Cyclical metals: When good news isnâ€™t good news anymore
Carsten Menke, Commodities Research Analyst, Julius Baer
Commodities suffered broad-based losses yesterday and cyclical metals were the weakest segment. While the sell-off in iron ore and steel continued, it spilled over into the industrial metals. It came despite better than expected Chinese data, which showed that investments into infrastructure, manufacturing and real estate grew solidly in March while industrial production accelerated. Apparently, the markets’ interpretation of the data was that China could be close to a cyclical peak, leading into a slowdown. Following a series of tightening measures across many cities, real estate appears most at risk of a slowdown, which would weigh on metals demand. A case in point is iron ore. With the seasonal peak in Chinese steel production approaching and steel mill margins under pressure, demand is set to soften over the coming months. At the same time, supplies are rising, pushing the market back into oversupply and putting pressure on prices. We see the recent sell-off as a reality check as the past months’ rally had primarily been driven by improving sentiment rather than improving fundamentals. We do not see today’s levels as a buying opportunity, as we remain cautious on the segment in general and bearish on copper in particular.
The sell-off in cyclical metals continued despite better-than-expected Chinese data, signalling that the markets are getting concerned about a looming slowdown.
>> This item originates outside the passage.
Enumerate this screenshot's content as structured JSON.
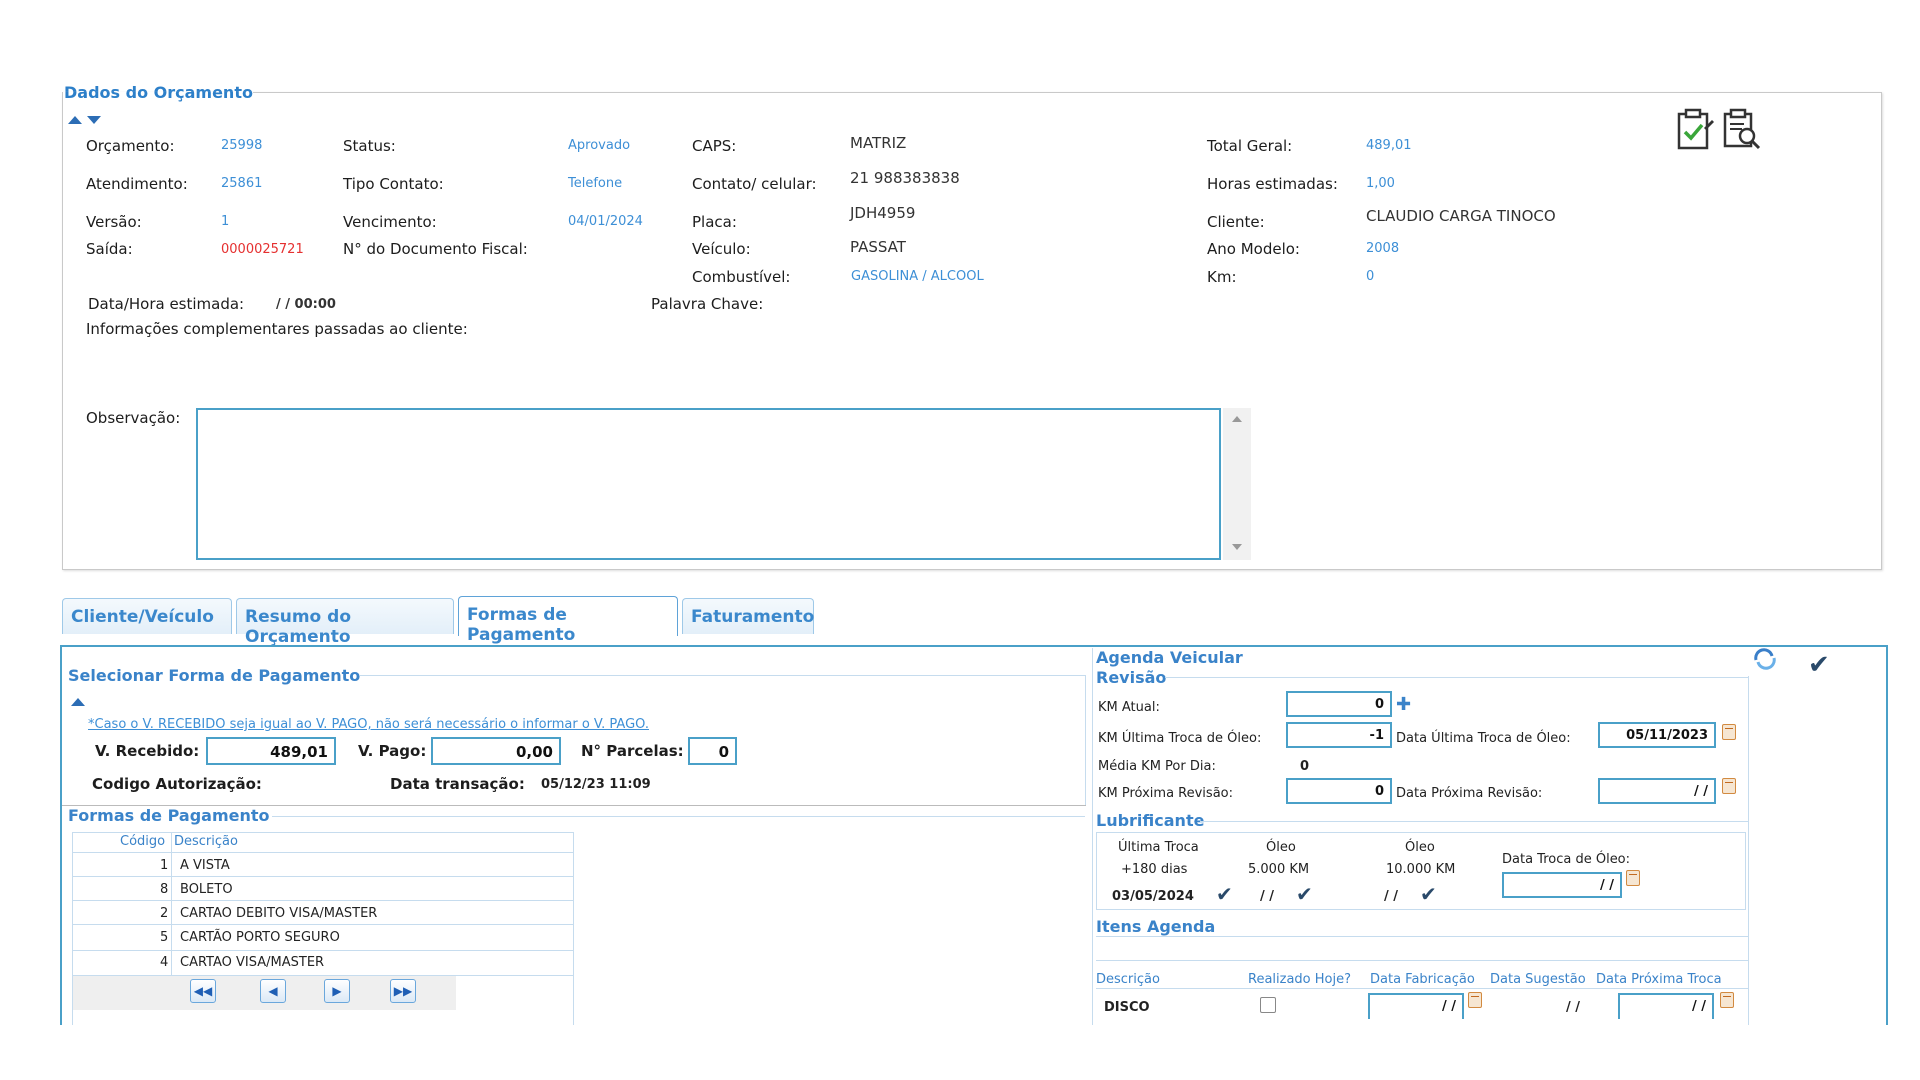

After the past months’ rally, which was primarily driven by improving sentiment rather than improving fundamentals, we see it as a reality check and remain cautious.